John Sebastian Nicolle (48), who has a record of 81 previous offences, appeared before the Royal Court yesterday after pleading guilty to committing a grave and criminal assault on 12 July last year.
He also pleaded guilty to a lesser charge of common assault, committed against a woman on the same evening, and a subsequent charge of attempting to pervert the course of justice – committed while he was being held on remand in custody.
The court heard that Nicolle had been drinking in a flat with four other people and that an argument broke out between the defendant and a woman. During the altercation, the woman was injured, sustaining a large bruise and swelling to her left eye and a bruised knee. One witness described Nicolle as ‘shouting abuse at her’ before he ‘battered her’. The police were then called.
Witnesses said that the male victim then entered the flat and, realising what was happening, ‘stuck up’ for the woman and stopped the assault. Witnesses say Nicolle then punched the man four to six times.
In video footage recorded on the mobile phone of someone in the flat, the male victim can be seen lying motionless on the ground while Nicolle stamps on his head. At the same time, the female victim can be heard appealing to the attacker to stop and to call an ambulance. States police officers arrived minutes later.

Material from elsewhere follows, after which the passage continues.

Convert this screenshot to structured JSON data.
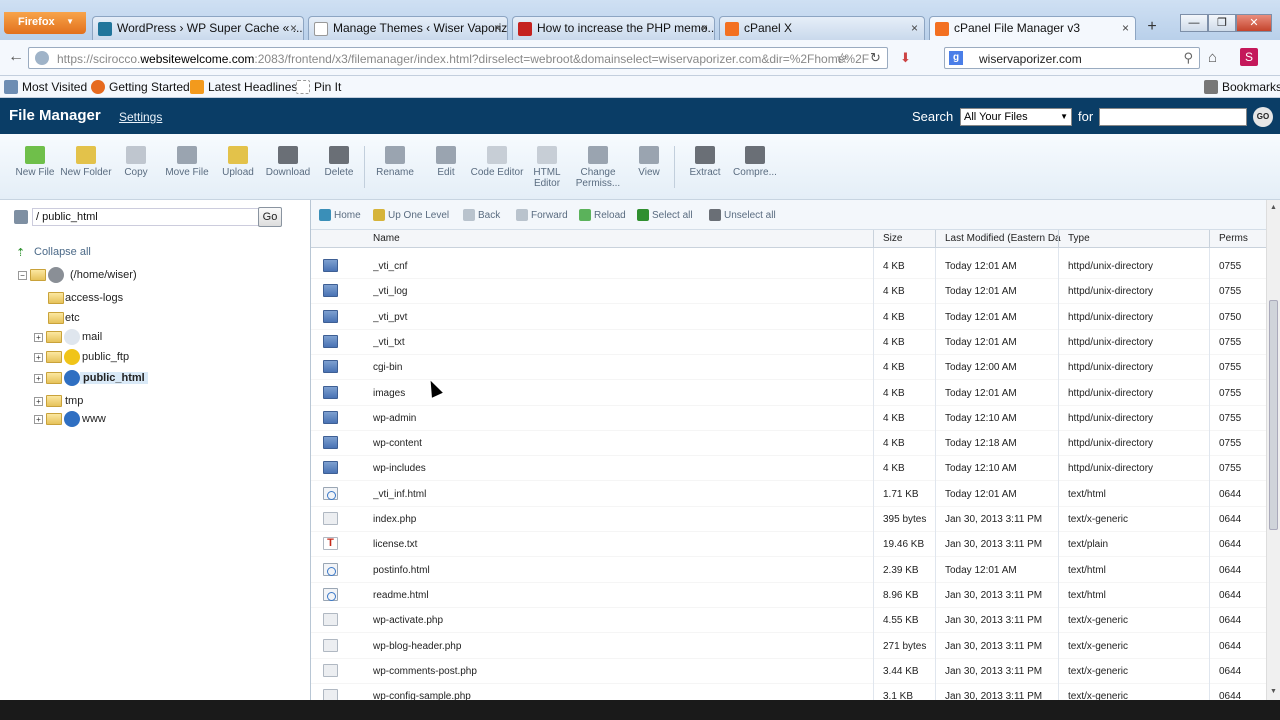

The man sustained a broken cheekbone, along with facial bruising. He discharged himself from hospital but returned hours later after suffering a seizure.
The court also heard that Nicolle phoned the woman he attacked 250 times from jail – after telling prison officers he was calling someone else – in a bid to get her to retract her evidence.
He also sent two letters to her containing instructions about what to tell the police, and a document compiled by his lawyer outlining the defence case he was to put forward in court.
Crown Advocate Richard Pedley said the prosecution was seeking a sentence of four years’ imprisonment.
Advocate Allana Binnie, defending, said Nicolle’s male victim had been antagonising her client and asked how many times Nicolle had stamped on his victim’s face, questioning the reliability of the witness evidence and the video footage supplied to the court.
She also said her client had only contacted the woman to chat to her and to fully understand what had happened on the night he was arrested.
Delivering the court’s sentence, Deputy Bailiff Robert MacRae said: ‘Most men of your age have put their offending well behind them, even if they did have a difficult start in life, which we note that you did.
‘The common assault took place in her [the woman’s] apartment, which she is entitled to feel safe within amongst the company of others. You punched her in the face, causing it to swell. One of those in the flat was so concerned that he called the police straight away.’
He added: ‘...One of the people recorded part of the assault on a mobile phone. We have seen the footage of you stamping on [the victim] at the time when he was offering no resistance.
‘We reject the assertion that you were provoked in any way, but even if you were it would not mitigate what you did.’
Nicolle was sentenced to four-and-a-half years in prison.
Jurats Charles Blampied, Jane Ronge and Pamela Pitman were sitting.